According to the ideas of the monetarists, the state should gradually increase the amount of money, serving the real economic growth. The demand for money is constantly growing, as people tend to save, and the volume of commodities is increasing. Consequently, it is required to periodically inject new money into the economy, increasing their supply. However, if this increase occurs too quickly, then the money becomes much more than the mass of commodities, resulting in inflation. It has an extremely negative impact on the economy, reducing consumer demand in the long term. Therefore, inflation must be suppressed by any means.

There is a popular misconception about the ideas of monetarism: monetarists oppose the issue of money as such, they prevent money from being printed or even withdraw money from the economy. In fact, according to the views of monetarists, the lack of money causes the same damage to the economy as its excess, since the lack of money supply causes a decrease in consumption and, accordingly, a decrease in GDP. Therefore, the increase in the money supply in the long term should proceed at the same pace as the growth of the economy (production of goods and services) as a whole.

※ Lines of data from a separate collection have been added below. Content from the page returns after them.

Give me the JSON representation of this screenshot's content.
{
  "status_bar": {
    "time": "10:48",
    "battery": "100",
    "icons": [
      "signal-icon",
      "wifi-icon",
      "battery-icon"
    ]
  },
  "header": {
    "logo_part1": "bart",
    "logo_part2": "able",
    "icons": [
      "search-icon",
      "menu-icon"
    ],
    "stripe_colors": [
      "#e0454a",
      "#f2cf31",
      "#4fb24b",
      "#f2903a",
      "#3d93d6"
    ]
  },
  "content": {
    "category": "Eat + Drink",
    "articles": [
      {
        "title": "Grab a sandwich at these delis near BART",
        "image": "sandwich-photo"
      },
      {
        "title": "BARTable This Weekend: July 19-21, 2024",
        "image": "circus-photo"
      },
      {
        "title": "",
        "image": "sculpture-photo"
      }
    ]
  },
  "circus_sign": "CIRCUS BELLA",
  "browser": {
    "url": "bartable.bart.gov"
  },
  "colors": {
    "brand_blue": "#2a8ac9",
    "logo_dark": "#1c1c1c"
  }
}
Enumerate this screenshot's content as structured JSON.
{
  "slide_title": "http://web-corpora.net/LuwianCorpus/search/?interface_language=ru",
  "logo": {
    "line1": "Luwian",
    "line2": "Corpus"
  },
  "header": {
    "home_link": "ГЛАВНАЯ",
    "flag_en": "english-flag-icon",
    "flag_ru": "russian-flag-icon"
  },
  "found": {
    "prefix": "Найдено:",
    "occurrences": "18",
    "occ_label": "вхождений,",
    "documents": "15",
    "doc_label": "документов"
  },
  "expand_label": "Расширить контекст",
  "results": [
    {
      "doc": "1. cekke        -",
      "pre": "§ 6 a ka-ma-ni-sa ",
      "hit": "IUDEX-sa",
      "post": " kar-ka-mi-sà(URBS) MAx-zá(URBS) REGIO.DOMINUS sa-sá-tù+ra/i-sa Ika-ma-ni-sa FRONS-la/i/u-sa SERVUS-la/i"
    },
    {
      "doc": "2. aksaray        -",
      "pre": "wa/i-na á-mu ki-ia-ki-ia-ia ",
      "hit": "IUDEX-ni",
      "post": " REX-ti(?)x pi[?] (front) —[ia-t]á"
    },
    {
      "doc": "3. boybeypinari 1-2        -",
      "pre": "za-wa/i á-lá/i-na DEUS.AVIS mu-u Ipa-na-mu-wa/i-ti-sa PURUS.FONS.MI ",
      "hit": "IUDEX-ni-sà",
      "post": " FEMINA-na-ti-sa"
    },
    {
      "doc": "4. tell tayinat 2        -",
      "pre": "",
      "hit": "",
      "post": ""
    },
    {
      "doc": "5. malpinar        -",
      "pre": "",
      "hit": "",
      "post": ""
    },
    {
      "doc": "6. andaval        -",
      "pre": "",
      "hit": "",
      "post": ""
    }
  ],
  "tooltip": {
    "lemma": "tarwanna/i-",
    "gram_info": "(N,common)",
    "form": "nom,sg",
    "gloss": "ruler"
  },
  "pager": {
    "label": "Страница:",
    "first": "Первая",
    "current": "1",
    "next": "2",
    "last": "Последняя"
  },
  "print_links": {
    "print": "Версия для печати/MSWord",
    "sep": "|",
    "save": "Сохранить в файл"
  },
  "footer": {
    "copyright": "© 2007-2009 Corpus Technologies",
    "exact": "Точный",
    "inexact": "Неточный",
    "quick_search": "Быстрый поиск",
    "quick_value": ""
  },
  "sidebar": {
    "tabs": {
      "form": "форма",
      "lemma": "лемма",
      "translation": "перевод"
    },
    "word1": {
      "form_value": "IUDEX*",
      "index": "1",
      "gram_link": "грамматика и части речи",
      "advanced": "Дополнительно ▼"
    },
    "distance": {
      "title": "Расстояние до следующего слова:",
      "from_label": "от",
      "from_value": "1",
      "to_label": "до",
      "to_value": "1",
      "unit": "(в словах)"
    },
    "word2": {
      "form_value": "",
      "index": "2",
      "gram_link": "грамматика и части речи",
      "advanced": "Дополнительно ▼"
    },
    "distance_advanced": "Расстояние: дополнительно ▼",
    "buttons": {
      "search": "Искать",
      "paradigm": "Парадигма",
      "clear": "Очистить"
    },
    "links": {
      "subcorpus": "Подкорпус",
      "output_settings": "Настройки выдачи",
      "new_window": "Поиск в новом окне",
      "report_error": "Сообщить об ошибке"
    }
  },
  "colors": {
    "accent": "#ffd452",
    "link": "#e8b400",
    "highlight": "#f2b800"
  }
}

The theory of monetarism in its current form appeared in the 1950s – 1960s, although the significant role of money in economic processes was written back in antiquity. The founder of monetarism is Nobel laureate Milton Friedman. His major works are Quantitative Theory of Money: A New Version (1956), Monetary History of the United States, 1867-1960 (1963), The Role of Monetary Policy (1968). Among well-known economists and politicians, to one degree or another, the ideas of monetarism were shared by the former heads of the US Federal Reserve Paul Volcker and Alan Greenspan, the Prime Minister of the United Kingdom Margaret Thatcher, and the US President Ronald Reagan. The main economic doctrine that opposes monetarism is Keynesianism.